Dataset rows for apps and sites:
···

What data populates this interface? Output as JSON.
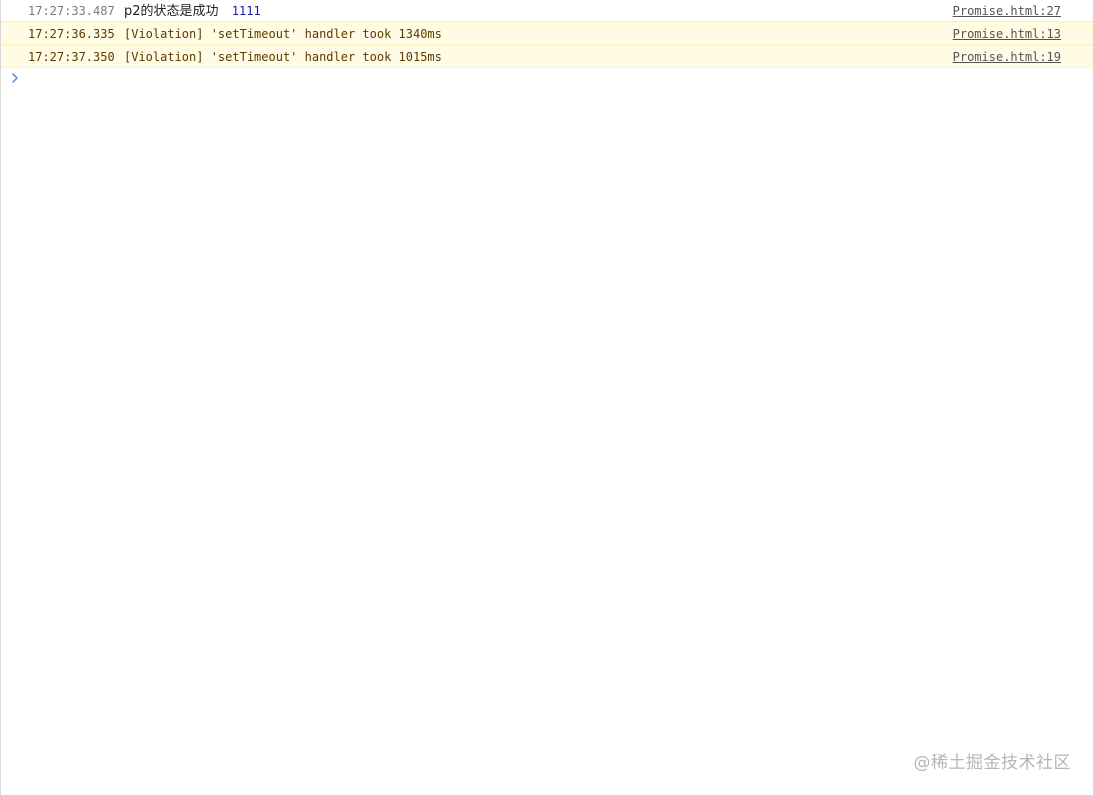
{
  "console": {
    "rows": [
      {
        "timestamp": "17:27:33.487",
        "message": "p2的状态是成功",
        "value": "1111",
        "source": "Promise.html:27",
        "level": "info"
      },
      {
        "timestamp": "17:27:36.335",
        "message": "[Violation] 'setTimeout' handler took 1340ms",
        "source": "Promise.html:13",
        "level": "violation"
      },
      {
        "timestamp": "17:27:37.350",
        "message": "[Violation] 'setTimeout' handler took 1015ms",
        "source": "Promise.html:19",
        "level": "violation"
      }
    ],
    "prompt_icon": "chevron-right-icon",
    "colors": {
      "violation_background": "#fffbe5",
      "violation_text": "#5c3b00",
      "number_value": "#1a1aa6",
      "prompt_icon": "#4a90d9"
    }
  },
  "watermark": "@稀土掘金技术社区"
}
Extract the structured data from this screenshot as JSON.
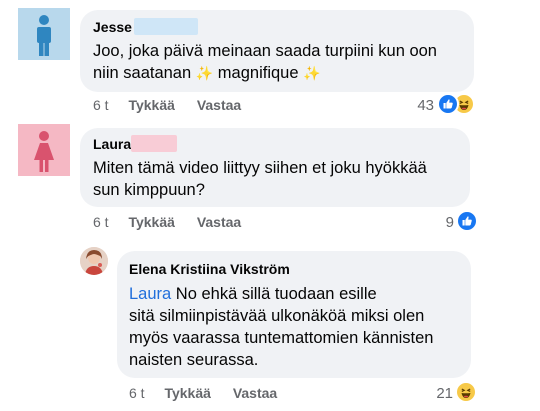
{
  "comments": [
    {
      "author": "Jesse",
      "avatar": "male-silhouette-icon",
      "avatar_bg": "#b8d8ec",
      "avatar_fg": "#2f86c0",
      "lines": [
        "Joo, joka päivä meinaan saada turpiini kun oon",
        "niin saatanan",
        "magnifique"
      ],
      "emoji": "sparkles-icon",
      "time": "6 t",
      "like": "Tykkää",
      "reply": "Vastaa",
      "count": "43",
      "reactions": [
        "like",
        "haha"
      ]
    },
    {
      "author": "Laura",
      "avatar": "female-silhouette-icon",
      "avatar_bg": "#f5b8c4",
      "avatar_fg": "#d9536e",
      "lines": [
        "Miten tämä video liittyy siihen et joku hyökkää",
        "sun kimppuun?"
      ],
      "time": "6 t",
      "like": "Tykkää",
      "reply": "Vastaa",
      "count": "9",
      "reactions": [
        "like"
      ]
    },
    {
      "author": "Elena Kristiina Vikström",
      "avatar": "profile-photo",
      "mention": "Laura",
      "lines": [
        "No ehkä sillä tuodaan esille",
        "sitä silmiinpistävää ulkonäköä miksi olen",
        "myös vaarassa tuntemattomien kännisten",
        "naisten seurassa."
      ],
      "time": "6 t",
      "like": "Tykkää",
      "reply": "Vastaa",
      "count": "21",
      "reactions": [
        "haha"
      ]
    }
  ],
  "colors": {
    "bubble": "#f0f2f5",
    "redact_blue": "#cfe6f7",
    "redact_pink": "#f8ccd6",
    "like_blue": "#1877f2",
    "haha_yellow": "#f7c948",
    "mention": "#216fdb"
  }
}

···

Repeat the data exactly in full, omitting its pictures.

What data populates this interface? Output as JSON.
{
  "console": {
    "rows": [
      {
        "timestamp": "17:27:33.487",
        "message": "p2的状态是成功",
        "value": "1111",
        "source": "Promise.html:27",
        "level": "info"
      },
      {
        "timestamp": "17:27:36.335",
        "message": "[Violation] 'setTimeout' handler took 1340ms",
        "source": "Promise.html:13",
        "level": "violation"
      },
      {
        "timestamp": "17:27:37.350",
        "message": "[Violation] 'setTimeout' handler took 1015ms",
        "source": "Promise.html:19",
        "level": "violation"
      }
    ],
    "prompt_icon": "chevron-right-icon",
    "colors": {
      "violation_background": "#fffbe5",
      "violation_text": "#5c3b00",
      "number_value": "#1a1aa6",
      "prompt_icon": "#4a90d9"
    }
  },
  "watermark": "@稀土掘金技术社区"
}
Extract the structured data from this screenshot as JSON.
{
  "comments": [
    {
      "author": "Jesse",
      "avatar": "male-silhouette-icon",
      "avatar_bg": "#b8d8ec",
      "avatar_fg": "#2f86c0",
      "lines": [
        "Joo, joka päivä meinaan saada turpiini kun oon",
        "niin saatanan",
        "magnifique"
      ],
      "emoji": "sparkles-icon",
      "time": "6 t",
      "like": "Tykkää",
      "reply": "Vastaa",
      "count": "43",
      "reactions": [
        "like",
        "haha"
      ]
    },
    {
      "author": "Laura",
      "avatar": "female-silhouette-icon",
      "avatar_bg": "#f5b8c4",
      "avatar_fg": "#d9536e",
      "lines": [
        "Miten tämä video liittyy siihen et joku hyökkää",
        "sun kimppuun?"
      ],
      "time": "6 t",
      "like": "Tykkää",
      "reply": "Vastaa",
      "count": "9",
      "reactions": [
        "like"
      ]
    },
    {
      "author": "Elena Kristiina Vikström",
      "avatar": "profile-photo",
      "mention": "Laura",
      "lines": [
        "No ehkä sillä tuodaan esille",
        "sitä silmiinpistävää ulkonäköä miksi olen",
        "myös vaarassa tuntemattomien kännisten",
        "naisten seurassa."
      ],
      "time": "6 t",
      "like": "Tykkää",
      "reply": "Vastaa",
      "count": "21",
      "reactions": [
        "haha"
      ]
    }
  ],
  "colors": {
    "bubble": "#f0f2f5",
    "redact_blue": "#cfe6f7",
    "redact_pink": "#f8ccd6",
    "like_blue": "#1877f2",
    "haha_yellow": "#f7c948",
    "mention": "#216fdb"
  }
}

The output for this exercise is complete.